§ YOUR ASSIGNMENT: Write out each line of the entries below that holds the word "файлы".

Collection entries:
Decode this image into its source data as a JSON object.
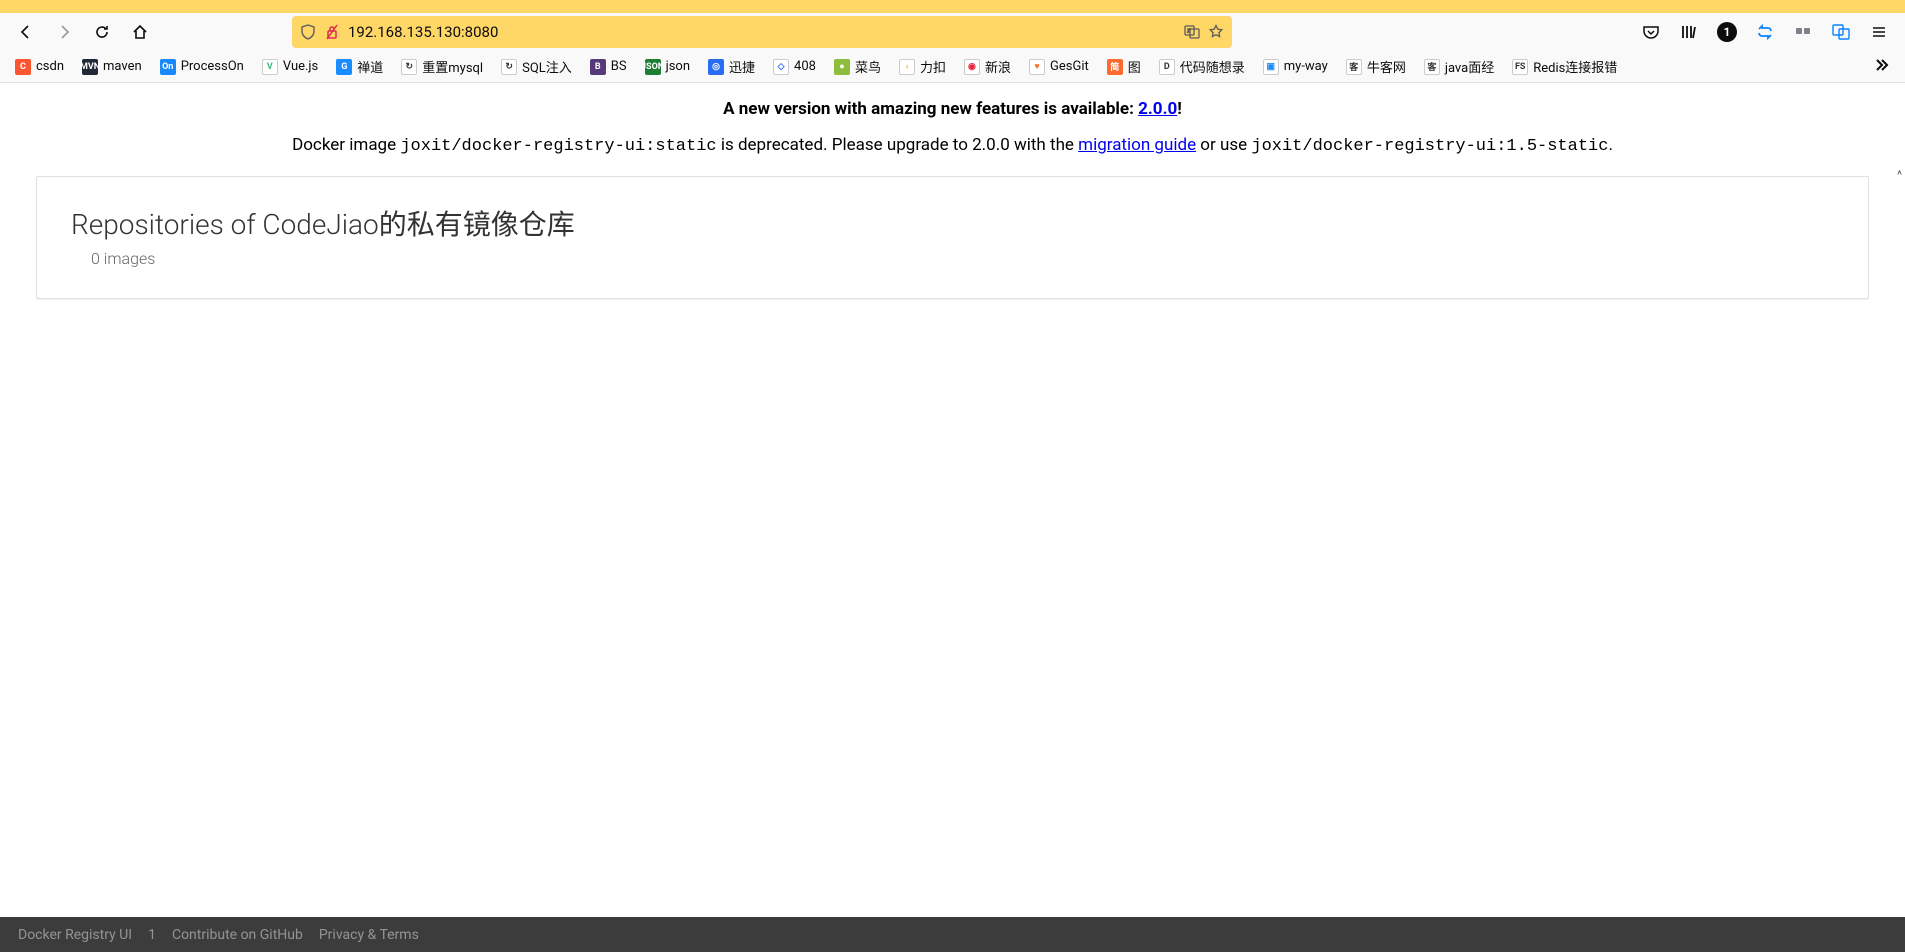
{
  "browser": {
    "url": "192.168.135.130:8080",
    "notification_count": "1"
  },
  "bookmarks": [
    {
      "label": "csdn",
      "icon_bg": "#fc5531",
      "icon_text": "C"
    },
    {
      "label": "maven",
      "icon_bg": "#1f2937",
      "icon_text": "MVN"
    },
    {
      "label": "ProcessOn",
      "icon_bg": "#1989fa",
      "icon_text": "On"
    },
    {
      "label": "Vue.js",
      "icon_bg": "#fff",
      "icon_text": "V",
      "icon_color": "#42b882"
    },
    {
      "label": "禅道",
      "icon_bg": "#1b8cff",
      "icon_text": "G"
    },
    {
      "label": "重置mysql",
      "icon_bg": "#fff",
      "icon_text": "↻",
      "icon_color": "#333"
    },
    {
      "label": "SQL注入",
      "icon_bg": "#fff",
      "icon_text": "↻",
      "icon_color": "#333"
    },
    {
      "label": "BS",
      "icon_bg": "#563a7c",
      "icon_text": "B"
    },
    {
      "label": "json",
      "icon_bg": "#1e7e34",
      "icon_text": "JSON"
    },
    {
      "label": "迅捷",
      "icon_bg": "#2a6df5",
      "icon_text": "◎"
    },
    {
      "label": "408",
      "icon_bg": "#fff",
      "icon_text": "◇",
      "icon_color": "#2a6df5"
    },
    {
      "label": "菜鸟",
      "icon_bg": "#8ebd3d",
      "icon_text": "●"
    },
    {
      "label": "力扣",
      "icon_bg": "#fff",
      "icon_text": "‹",
      "icon_color": "#fca41a"
    },
    {
      "label": "新浪",
      "icon_bg": "#fff",
      "icon_text": "◉",
      "icon_color": "#eb213a"
    },
    {
      "label": "GesGit",
      "icon_bg": "#fff",
      "icon_text": "♥",
      "icon_color": "#fc6d27"
    },
    {
      "label": "图",
      "icon_bg": "#fc6c30",
      "icon_text": "简"
    },
    {
      "label": "代码随想录",
      "icon_bg": "#fff",
      "icon_text": "D",
      "icon_color": "#333"
    },
    {
      "label": "my-way",
      "icon_bg": "#fff",
      "icon_text": "▣",
      "icon_color": "#1989fa"
    },
    {
      "label": "牛客网",
      "icon_bg": "#fff",
      "icon_text": "客",
      "icon_color": "#333"
    },
    {
      "label": "java面经",
      "icon_bg": "#fff",
      "icon_text": "客",
      "icon_color": "#333"
    },
    {
      "label": "Redis连接报错",
      "icon_bg": "#fff",
      "icon_text": "FS",
      "icon_color": "#333"
    }
  ],
  "banner": {
    "prefix": "A new version with amazing new features is available: ",
    "version_link": "2.0.0",
    "suffix": "!"
  },
  "deprecation": {
    "t1": "Docker image ",
    "code1": "joxit/docker-registry-ui:static",
    "t2": " is deprecated. Please upgrade to 2.0.0 with the ",
    "link": "migration guide",
    "t3": " or use ",
    "code2": "joxit/docker-registry-ui:1.5-static",
    "t4": "."
  },
  "card": {
    "title": "Repositories of CodeJiao的私有镜像仓库",
    "subtitle": "0 images"
  },
  "footer": {
    "app": "Docker Registry UI",
    "version": "1",
    "contribute": "Contribute on GitHub",
    "privacy": "Privacy & Terms"
  }
}
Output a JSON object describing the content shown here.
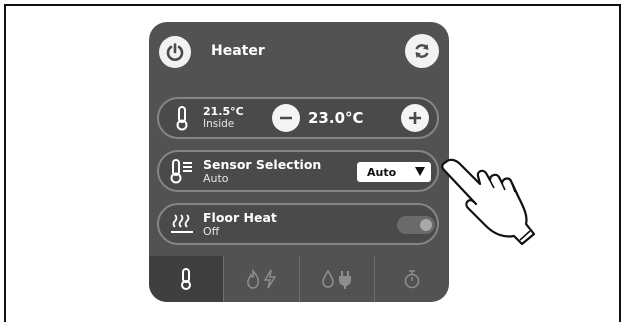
{
  "header": {
    "title": "Heater",
    "power_icon": "power-icon",
    "refresh_icon": "refresh-icon"
  },
  "temperature_row": {
    "icon": "thermometer-icon",
    "inside_value": "21.5°C",
    "inside_label": "Inside",
    "setpoint": "23.0°C"
  },
  "sensor_row": {
    "icon": "thermometer-list-icon",
    "label": "Sensor Selection",
    "sub": "Auto",
    "select_value": "Auto"
  },
  "floor_row": {
    "icon": "floor-heat-icon",
    "label": "Floor Heat",
    "sub": "Off",
    "toggle_on": false
  },
  "bottom_tabs": [
    {
      "icon": "thermometer-icon",
      "active": true
    },
    {
      "icon": "flame-bolt-icon",
      "active": false
    },
    {
      "icon": "drop-plug-icon",
      "active": false
    },
    {
      "icon": "timer-icon",
      "active": false
    }
  ],
  "colors": {
    "panel": "#525252",
    "row_border": "#858585",
    "text": "#ffffff",
    "dim_icon": "#8e8e8e"
  }
}
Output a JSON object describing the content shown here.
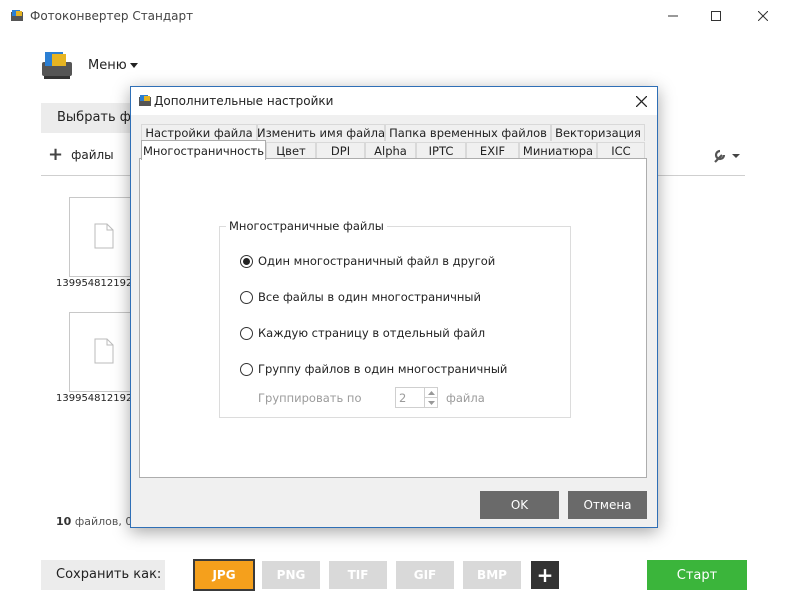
{
  "window": {
    "title": "Фотоконвертер Стандарт"
  },
  "toolbar": {
    "menu_label": "Меню",
    "select_label": "Выбрать файлы",
    "add_label": "файлы"
  },
  "thumbnails": [
    {
      "name": "1399548121920"
    },
    {
      "name": "1399548121920"
    }
  ],
  "status": {
    "count": "10",
    "text": "файлов, 0"
  },
  "bottom": {
    "save_as_label": "Сохранить как:",
    "formats": [
      "JPG",
      "PNG",
      "TIF",
      "GIF",
      "BMP"
    ],
    "selected_format": "JPG",
    "add_format_label": "+",
    "start_label": "Старт"
  },
  "dialog": {
    "title": "Дополнительные настройки",
    "tabs_row1": [
      "Настройки файла",
      "Изменить имя файла",
      "Папка временных файлов",
      "Векторизация"
    ],
    "tabs_row2": [
      "Многостраничность",
      "Цвет",
      "DPI",
      "Alpha",
      "IPTC",
      "EXIF",
      "Миниатюра",
      "ICC"
    ],
    "selected_tab": "Многостраничность",
    "group_title": "Многостраничные файлы",
    "options": [
      {
        "label": "Один многостраничный файл в другой",
        "checked": true
      },
      {
        "label": "Все файлы в один многостраничный",
        "checked": false
      },
      {
        "label": "Каждую страницу в отдельный файл",
        "checked": false
      },
      {
        "label": "Группу файлов в один многостраничный",
        "checked": false
      }
    ],
    "group_by_label": "Группировать по",
    "group_by_value": "2",
    "group_by_unit": "файла",
    "ok_label": "OK",
    "cancel_label": "Отмена"
  },
  "colors": {
    "accent": "#f5a01c",
    "start": "#3bb53b",
    "format_inactive": "#d9d9d9",
    "dialog_button": "#6a6a6a"
  }
}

§ EXERCISE SOLUTION:
    "select_label": "Выбрать файлы",
    "add_label": "файлы"
    "group_title": "Многостраничные файлы",
        "label": "Все файлы в один многостраничный",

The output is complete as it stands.